For this exercise, restate the records word for word.

• Information given
**********

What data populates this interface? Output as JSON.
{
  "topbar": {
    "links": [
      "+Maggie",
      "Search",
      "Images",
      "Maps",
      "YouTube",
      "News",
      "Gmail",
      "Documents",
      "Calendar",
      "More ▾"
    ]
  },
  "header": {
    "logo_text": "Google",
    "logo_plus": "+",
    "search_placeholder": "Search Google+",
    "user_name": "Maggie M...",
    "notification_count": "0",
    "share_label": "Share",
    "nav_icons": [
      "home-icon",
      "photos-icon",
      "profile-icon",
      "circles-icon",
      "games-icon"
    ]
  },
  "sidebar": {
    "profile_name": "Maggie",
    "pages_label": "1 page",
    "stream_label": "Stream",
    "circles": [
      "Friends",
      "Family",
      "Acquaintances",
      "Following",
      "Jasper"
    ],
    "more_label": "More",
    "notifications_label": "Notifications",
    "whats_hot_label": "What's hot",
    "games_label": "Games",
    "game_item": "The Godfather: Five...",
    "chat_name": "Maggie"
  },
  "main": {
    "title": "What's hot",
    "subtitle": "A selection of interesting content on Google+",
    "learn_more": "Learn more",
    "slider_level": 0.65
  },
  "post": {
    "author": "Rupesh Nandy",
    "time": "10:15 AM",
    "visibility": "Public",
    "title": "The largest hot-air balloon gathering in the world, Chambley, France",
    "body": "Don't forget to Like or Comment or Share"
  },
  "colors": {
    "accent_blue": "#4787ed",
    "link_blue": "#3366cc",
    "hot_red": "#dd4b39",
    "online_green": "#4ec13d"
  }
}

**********

• Answer area
What data populates this interface? Output as JSON.
{
  "topbar": {
    "links": [
      "+Maggie",
      "Search",
      "Images",
      "Maps",
      "YouTube",
      "News",
      "Gmail",
      "Documents",
      "Calendar",
      "More ▾"
    ]
  },
  "header": {
    "logo_text": "Google",
    "logo_plus": "+",
    "search_placeholder": "Search Google+",
    "user_name": "Maggie M...",
    "notification_count": "0",
    "share_label": "Share",
    "nav_icons": [
      "home-icon",
      "photos-icon",
      "profile-icon",
      "circles-icon",
      "games-icon"
    ]
  },
  "sidebar": {
    "profile_name": "Maggie",
    "pages_label": "1 page",
    "stream_label": "Stream",
    "circles": [
      "Friends",
      "Family",
      "Acquaintances",
      "Following",
      "Jasper"
    ],
    "more_label": "More",
    "notifications_label": "Notifications",
    "whats_hot_label": "What's hot",
    "games_label": "Games",
    "game_item": "The Godfather: Five...",
    "chat_name": "Maggie"
  },
  "main": {
    "title": "What's hot",
    "subtitle": "A selection of interesting content on Google+",
    "learn_more": "Learn more",
    "slider_level": 0.65
  },
  "post": {
    "author": "Rupesh Nandy",
    "time": "10:15 AM",
    "visibility": "Public",
    "title": "The largest hot-air balloon gathering in the world, Chambley, France",
    "body": "Don't forget to Like or Comment or Share"
  },
  "colors": {
    "accent_blue": "#4787ed",
    "link_blue": "#3366cc",
    "hot_red": "#dd4b39",
    "online_green": "#4ec13d"
  }
}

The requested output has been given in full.